Raised Estimating Procedures: Turkeys raised preliminary estimates include young turkeys intended for meat production and breeder turkeys reaching maturity during the calendar year. These estimates exclude turkeys lost to disease or those destroyed. Placement of turkey poults from the monthly Turkey Hatchery Survey and indications from the September Turkeys Raised Survey provide the basis for the preliminary estimates published in September. Final estimates, published in April, use indications from the February Turkeys Raised Survey in addition to updated hatchery data. Other indications for the final estimates are obtained from monthly slaughter totals and check-off data provided by individual State turkey or poultry associations.
Beard: A black lock of hair found on the chest of a male turkey.
Breed designations: Light breed or fryer-roaster turkeys are generally marketed between 5 and 10 pounds live weight; heavy breed turkeys normally exceed 12 pounds live weight. NASS no longer estimates the breakdown between heavy and light breeds.
Breeder hen: Mature hens to be used for fertile egg production to supply the hatchery. To maintain production continuity, laying turkey hens are artificially inseminated. The use of light induces them to lay at optimum times. During a 25 week laying cycle a hen normally lays 80-100 eggs. At the end of the cycle, the hen is “spent” and is usually slaughtered.
Brooder: Temperature controlled facilities where brooding stoves, hanging from the ceiling, radiate heat down onto the poults keeping them warm. Feeders and waterers are placed close to the heat. At 5-6 weeks of age the poults are moved to "growout" facilities.
Caruncle: A red-pink fleshy growth on the head and upper neck of a turkey.
Death loss: Turkeys that die due to disease, natural causes, or catastrophe before reaching market weights.
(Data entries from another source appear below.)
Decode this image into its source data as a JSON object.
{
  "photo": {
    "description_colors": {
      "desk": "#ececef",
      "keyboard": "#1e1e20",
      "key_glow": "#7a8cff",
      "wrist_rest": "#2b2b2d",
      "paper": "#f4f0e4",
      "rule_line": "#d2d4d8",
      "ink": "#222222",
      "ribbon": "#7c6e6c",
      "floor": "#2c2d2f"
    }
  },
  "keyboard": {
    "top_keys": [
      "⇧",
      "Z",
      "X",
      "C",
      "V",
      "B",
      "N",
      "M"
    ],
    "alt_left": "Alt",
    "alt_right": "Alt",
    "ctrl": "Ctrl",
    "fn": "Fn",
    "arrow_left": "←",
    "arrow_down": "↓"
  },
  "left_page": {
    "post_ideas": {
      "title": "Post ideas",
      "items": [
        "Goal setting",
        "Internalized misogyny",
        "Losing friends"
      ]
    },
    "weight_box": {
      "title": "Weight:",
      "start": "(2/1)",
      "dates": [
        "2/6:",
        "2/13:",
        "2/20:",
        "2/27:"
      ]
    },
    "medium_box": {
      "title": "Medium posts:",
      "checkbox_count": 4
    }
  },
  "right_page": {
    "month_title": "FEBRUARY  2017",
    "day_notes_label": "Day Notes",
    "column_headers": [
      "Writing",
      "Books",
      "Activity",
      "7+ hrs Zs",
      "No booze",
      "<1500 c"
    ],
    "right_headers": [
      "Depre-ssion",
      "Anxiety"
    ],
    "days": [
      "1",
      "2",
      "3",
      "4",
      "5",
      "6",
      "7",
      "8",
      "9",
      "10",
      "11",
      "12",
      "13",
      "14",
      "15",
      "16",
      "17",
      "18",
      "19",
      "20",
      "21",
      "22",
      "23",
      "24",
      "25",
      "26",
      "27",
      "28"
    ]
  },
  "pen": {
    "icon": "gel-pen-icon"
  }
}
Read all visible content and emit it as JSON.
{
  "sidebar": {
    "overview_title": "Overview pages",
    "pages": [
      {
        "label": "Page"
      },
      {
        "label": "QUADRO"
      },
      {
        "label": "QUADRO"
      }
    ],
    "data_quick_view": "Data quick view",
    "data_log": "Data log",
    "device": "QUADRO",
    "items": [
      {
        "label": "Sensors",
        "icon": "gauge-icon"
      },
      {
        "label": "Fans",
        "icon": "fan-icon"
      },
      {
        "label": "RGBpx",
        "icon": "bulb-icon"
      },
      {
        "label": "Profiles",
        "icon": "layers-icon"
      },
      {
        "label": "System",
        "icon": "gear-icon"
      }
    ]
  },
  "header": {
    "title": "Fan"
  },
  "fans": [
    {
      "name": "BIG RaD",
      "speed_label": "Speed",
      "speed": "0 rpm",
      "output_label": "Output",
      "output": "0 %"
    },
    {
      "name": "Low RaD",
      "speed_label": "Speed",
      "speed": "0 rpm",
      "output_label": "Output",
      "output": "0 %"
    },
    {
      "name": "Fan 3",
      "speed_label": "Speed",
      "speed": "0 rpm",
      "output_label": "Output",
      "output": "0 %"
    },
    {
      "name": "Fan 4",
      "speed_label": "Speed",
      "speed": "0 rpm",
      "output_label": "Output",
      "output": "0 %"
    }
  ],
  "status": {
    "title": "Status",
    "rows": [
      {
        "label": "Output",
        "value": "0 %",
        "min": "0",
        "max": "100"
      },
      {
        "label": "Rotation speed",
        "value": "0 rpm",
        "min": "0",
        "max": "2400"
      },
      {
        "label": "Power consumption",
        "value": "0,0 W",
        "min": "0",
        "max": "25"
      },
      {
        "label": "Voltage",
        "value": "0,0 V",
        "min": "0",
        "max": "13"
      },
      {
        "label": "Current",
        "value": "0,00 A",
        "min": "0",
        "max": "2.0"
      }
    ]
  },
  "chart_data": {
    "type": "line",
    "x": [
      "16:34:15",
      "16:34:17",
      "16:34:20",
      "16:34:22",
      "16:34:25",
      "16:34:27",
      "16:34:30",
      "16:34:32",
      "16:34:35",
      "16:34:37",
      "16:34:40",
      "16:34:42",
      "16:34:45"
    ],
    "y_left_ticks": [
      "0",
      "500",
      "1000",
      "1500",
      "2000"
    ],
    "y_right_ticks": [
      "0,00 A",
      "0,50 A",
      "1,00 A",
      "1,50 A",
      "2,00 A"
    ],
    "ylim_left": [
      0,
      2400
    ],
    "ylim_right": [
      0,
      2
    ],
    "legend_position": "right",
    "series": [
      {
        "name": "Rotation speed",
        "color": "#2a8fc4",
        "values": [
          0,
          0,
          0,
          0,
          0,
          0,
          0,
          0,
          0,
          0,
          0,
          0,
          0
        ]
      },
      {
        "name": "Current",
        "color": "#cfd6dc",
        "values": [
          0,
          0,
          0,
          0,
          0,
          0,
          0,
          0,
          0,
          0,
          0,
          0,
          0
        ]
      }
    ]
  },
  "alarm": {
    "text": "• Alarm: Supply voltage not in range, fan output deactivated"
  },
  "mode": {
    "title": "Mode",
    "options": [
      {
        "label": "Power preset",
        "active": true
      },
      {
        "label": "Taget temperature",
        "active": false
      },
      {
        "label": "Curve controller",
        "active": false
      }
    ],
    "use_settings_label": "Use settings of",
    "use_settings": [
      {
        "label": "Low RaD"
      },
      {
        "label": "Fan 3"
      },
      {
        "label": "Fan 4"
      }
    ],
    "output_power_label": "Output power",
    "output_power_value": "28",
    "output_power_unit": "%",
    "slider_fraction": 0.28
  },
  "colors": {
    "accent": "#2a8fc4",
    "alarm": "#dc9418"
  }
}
Eggs: Turkey eggs are tan with brown specks and are larger than chicken eggs.
Flock: A large group of turkeys.
Hen: Female turkey.
Incubation period: The period of time required for a turkey egg to hatch is 28 days.
Poult: Baby turkey and it is usually tan and brown.
Poults placed: Poults placed on farms in all states for meat production or breeding. Poults exported or die en route to farms are excluded while extras supplied by hatcheries are included.
Snood: A long, red, fleshy growth from the base of the beak that hangs down over the beak.
Listed below are the commodity specialists in the Livestock Branch of the National Agricultural Statistics Service to contact for additional information. E-mail inquiries may be sent to firstname.lastname@example.org.
Dan Kerestes, Chief,
Head, Poultry and Specialty Commodities Section
Poultry Slaughter, Turkey Hatchery, Turkeys Raised